START MATERIALS PROVIDED

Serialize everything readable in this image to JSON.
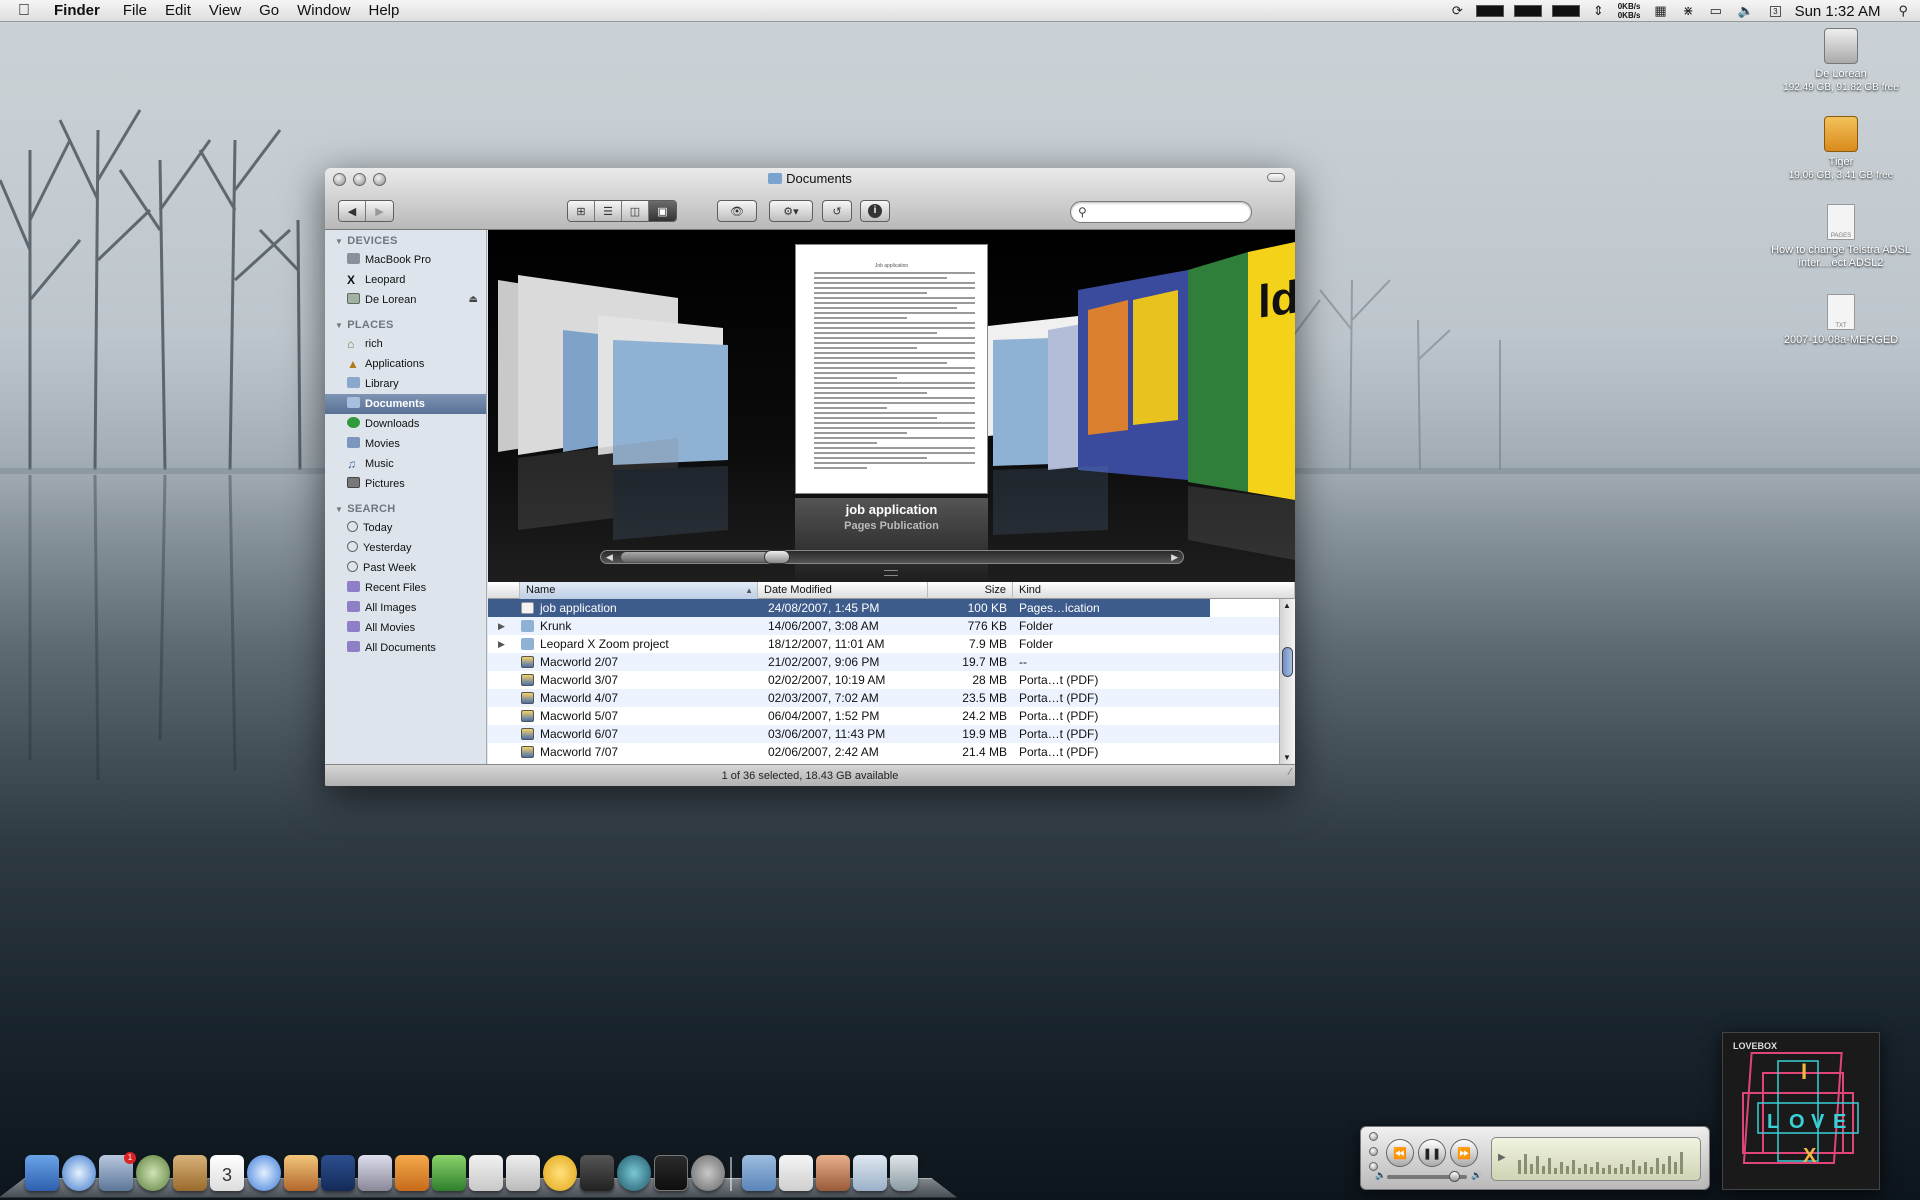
{
  "menubar": {
    "app_name": "Finder",
    "menus": [
      "File",
      "Edit",
      "View",
      "Go",
      "Window",
      "Help"
    ],
    "net_up": "0KB/s",
    "net_down": "0KB/s",
    "calendar_day": "3",
    "clock": "Sun 1:32 AM"
  },
  "desktop_icons": [
    {
      "name": "De Lorean",
      "sub": "192.49 GB, 91.82 GB free"
    },
    {
      "name": "Tiger",
      "sub": "19.06 GB, 3.41 GB free"
    },
    {
      "name": "How to change Telstra ADSL inter....ect ADSL2",
      "badge": "PAGES"
    },
    {
      "name": "2007-10-08a-MERGED",
      "badge": "TXT"
    }
  ],
  "window": {
    "title": "Documents",
    "search_placeholder": "",
    "status": "1 of 36 selected, 18.43 GB available"
  },
  "sidebar": {
    "devices_label": "DEVICES",
    "devices": [
      "MacBook Pro",
      "Leopard",
      "De Lorean"
    ],
    "places_label": "PLACES",
    "places": [
      "rich",
      "Applications",
      "Library",
      "Documents",
      "Downloads",
      "Movies",
      "Music",
      "Pictures"
    ],
    "search_label": "SEARCH",
    "searches": [
      "Today",
      "Yesterday",
      "Past Week",
      "Recent Files",
      "All Images",
      "All Movies",
      "All Documents"
    ],
    "selected": "Documents"
  },
  "coverflow": {
    "name": "job application",
    "kind": "Pages Publication",
    "doc_heading": "Job application",
    "right_cover_text": "ldd"
  },
  "list": {
    "columns": [
      "Name",
      "Date Modified",
      "Size",
      "Kind"
    ],
    "rows": [
      {
        "name": "job application",
        "date": "24/08/2007, 1:45 PM",
        "size": "100 KB",
        "kind": "Pages…ication",
        "selected": true,
        "folder": false,
        "expand": false
      },
      {
        "name": "Krunk",
        "date": "14/06/2007, 3:08 AM",
        "size": "776 KB",
        "kind": "Folder",
        "selected": false,
        "folder": true,
        "expand": true
      },
      {
        "name": "Leopard X Zoom project",
        "date": "18/12/2007, 11:01 AM",
        "size": "7.9 MB",
        "kind": "Folder",
        "selected": false,
        "folder": true,
        "expand": true
      },
      {
        "name": "Macworld 2/07",
        "date": "21/02/2007, 9:06 PM",
        "size": "19.7 MB",
        "kind": "--",
        "selected": false,
        "folder": false,
        "expand": false
      },
      {
        "name": "Macworld 3/07",
        "date": "02/02/2007, 10:19 AM",
        "size": "28 MB",
        "kind": "Porta…t (PDF)",
        "selected": false,
        "folder": false,
        "expand": false
      },
      {
        "name": "Macworld 4/07",
        "date": "02/03/2007, 7:02 AM",
        "size": "23.5 MB",
        "kind": "Porta…t (PDF)",
        "selected": false,
        "folder": false,
        "expand": false
      },
      {
        "name": "Macworld 5/07",
        "date": "06/04/2007, 1:52 PM",
        "size": "24.2 MB",
        "kind": "Porta…t (PDF)",
        "selected": false,
        "folder": false,
        "expand": false
      },
      {
        "name": "Macworld 6/07",
        "date": "03/06/2007, 11:43 PM",
        "size": "19.9 MB",
        "kind": "Porta…t (PDF)",
        "selected": false,
        "folder": false,
        "expand": false
      },
      {
        "name": "Macworld 7/07",
        "date": "02/06/2007, 2:42 AM",
        "size": "21.4 MB",
        "kind": "Porta…t (PDF)",
        "selected": false,
        "folder": false,
        "expand": false
      }
    ]
  },
  "album": {
    "label": "LOVEBOX",
    "letters": [
      "I",
      "L",
      "O",
      "V",
      "E",
      "X"
    ]
  },
  "icons": {
    "apple": "apple-icon",
    "search": "spotlight-icon"
  },
  "colors": {
    "selection": "#3d5b8b",
    "sidebar": "#dde4ec",
    "sidebar_selected": "#5a7196"
  }
}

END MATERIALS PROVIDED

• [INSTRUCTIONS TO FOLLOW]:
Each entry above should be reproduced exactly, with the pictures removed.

• [ANSWER]:
Serialize everything readable in this image to JSON.
{
  "menubar": {
    "app_name": "Finder",
    "menus": [
      "File",
      "Edit",
      "View",
      "Go",
      "Window",
      "Help"
    ],
    "net_up": "0KB/s",
    "net_down": "0KB/s",
    "calendar_day": "3",
    "clock": "Sun 1:32 AM"
  },
  "desktop_icons": [
    {
      "name": "De Lorean",
      "sub": "192.49 GB, 91.82 GB free"
    },
    {
      "name": "Tiger",
      "sub": "19.06 GB, 3.41 GB free"
    },
    {
      "name": "How to change Telstra ADSL inter....ect ADSL2",
      "badge": "PAGES"
    },
    {
      "name": "2007-10-08a-MERGED",
      "badge": "TXT"
    }
  ],
  "window": {
    "title": "Documents",
    "search_placeholder": "",
    "status": "1 of 36 selected, 18.43 GB available"
  },
  "sidebar": {
    "devices_label": "DEVICES",
    "devices": [
      "MacBook Pro",
      "Leopard",
      "De Lorean"
    ],
    "places_label": "PLACES",
    "places": [
      "rich",
      "Applications",
      "Library",
      "Documents",
      "Downloads",
      "Movies",
      "Music",
      "Pictures"
    ],
    "search_label": "SEARCH",
    "searches": [
      "Today",
      "Yesterday",
      "Past Week",
      "Recent Files",
      "All Images",
      "All Movies",
      "All Documents"
    ],
    "selected": "Documents"
  },
  "coverflow": {
    "name": "job application",
    "kind": "Pages Publication",
    "doc_heading": "Job application",
    "right_cover_text": "ldd"
  },
  "list": {
    "columns": [
      "Name",
      "Date Modified",
      "Size",
      "Kind"
    ],
    "rows": [
      {
        "name": "job application",
        "date": "24/08/2007, 1:45 PM",
        "size": "100 KB",
        "kind": "Pages…ication",
        "selected": true,
        "folder": false,
        "expand": false
      },
      {
        "name": "Krunk",
        "date": "14/06/2007, 3:08 AM",
        "size": "776 KB",
        "kind": "Folder",
        "selected": false,
        "folder": true,
        "expand": true
      },
      {
        "name": "Leopard X Zoom project",
        "date": "18/12/2007, 11:01 AM",
        "size": "7.9 MB",
        "kind": "Folder",
        "selected": false,
        "folder": true,
        "expand": true
      },
      {
        "name": "Macworld 2/07",
        "date": "21/02/2007, 9:06 PM",
        "size": "19.7 MB",
        "kind": "--",
        "selected": false,
        "folder": false,
        "expand": false
      },
      {
        "name": "Macworld 3/07",
        "date": "02/02/2007, 10:19 AM",
        "size": "28 MB",
        "kind": "Porta…t (PDF)",
        "selected": false,
        "folder": false,
        "expand": false
      },
      {
        "name": "Macworld 4/07",
        "date": "02/03/2007, 7:02 AM",
        "size": "23.5 MB",
        "kind": "Porta…t (PDF)",
        "selected": false,
        "folder": false,
        "expand": false
      },
      {
        "name": "Macworld 5/07",
        "date": "06/04/2007, 1:52 PM",
        "size": "24.2 MB",
        "kind": "Porta…t (PDF)",
        "selected": false,
        "folder": false,
        "expand": false
      },
      {
        "name": "Macworld 6/07",
        "date": "03/06/2007, 11:43 PM",
        "size": "19.9 MB",
        "kind": "Porta…t (PDF)",
        "selected": false,
        "folder": false,
        "expand": false
      },
      {
        "name": "Macworld 7/07",
        "date": "02/06/2007, 2:42 AM",
        "size": "21.4 MB",
        "kind": "Porta…t (PDF)",
        "selected": false,
        "folder": false,
        "expand": false
      }
    ]
  },
  "album": {
    "label": "LOVEBOX",
    "letters": [
      "I",
      "L",
      "O",
      "V",
      "E",
      "X"
    ]
  },
  "icons": {
    "apple": "apple-icon",
    "search": "spotlight-icon"
  },
  "colors": {
    "selection": "#3d5b8b",
    "sidebar": "#dde4ec",
    "sidebar_selected": "#5a7196"
  }
}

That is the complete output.